* **Action item**
The finished copy should hold every entry exactly as given, and no pictures.

*** Dataset excerpts ***

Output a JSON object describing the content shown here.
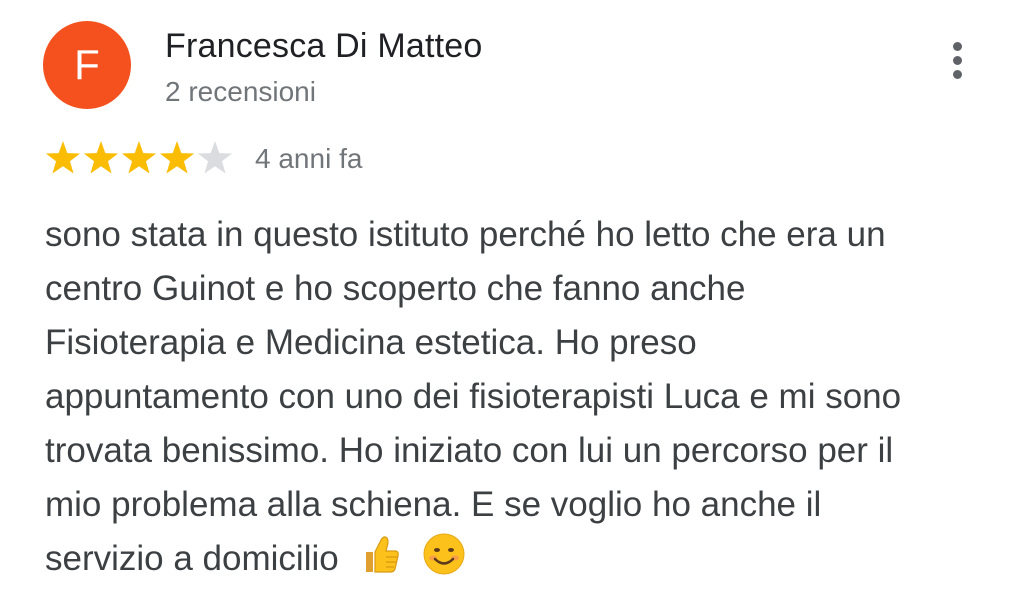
{
  "review": {
    "avatar_letter": "F",
    "avatar_color": "#f4511e",
    "author_name": "Francesca Di Matteo",
    "review_count": "2 recensioni",
    "rating": 4,
    "rating_max": 5,
    "star_color": "#fbbc04",
    "star_empty_color": "#dadce0",
    "date": "4 anni fa",
    "text": "sono stata in questo istituto perché ho letto che era un centro Guinot e ho scoperto che fanno anche Fisioterapia e Medicina estetica. Ho preso appuntamento con uno dei fisioterapisti Luca e mi sono trovata benissimo. Ho iniziato con lui un percorso per il mio problema alla schiena. E se voglio ho anche il servizio a domicilio",
    "emojis": [
      "thumbs-up-icon",
      "smiling-face-icon"
    ],
    "menu_icon": "more-vertical-icon"
  }
}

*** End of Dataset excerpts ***

* **Exercise output**
Output a JSON object describing the content shown here.
{
  "review": {
    "avatar_letter": "F",
    "avatar_color": "#f4511e",
    "author_name": "Francesca Di Matteo",
    "review_count": "2 recensioni",
    "rating": 4,
    "rating_max": 5,
    "star_color": "#fbbc04",
    "star_empty_color": "#dadce0",
    "date": "4 anni fa",
    "text": "sono stata in questo istituto perché ho letto che era un centro Guinot e ho scoperto che fanno anche Fisioterapia e Medicina estetica. Ho preso appuntamento con uno dei fisioterapisti Luca e mi sono trovata benissimo. Ho iniziato con lui un percorso per il mio problema alla schiena. E se voglio ho anche il servizio a domicilio",
    "emojis": [
      "thumbs-up-icon",
      "smiling-face-icon"
    ],
    "menu_icon": "more-vertical-icon"
  }
}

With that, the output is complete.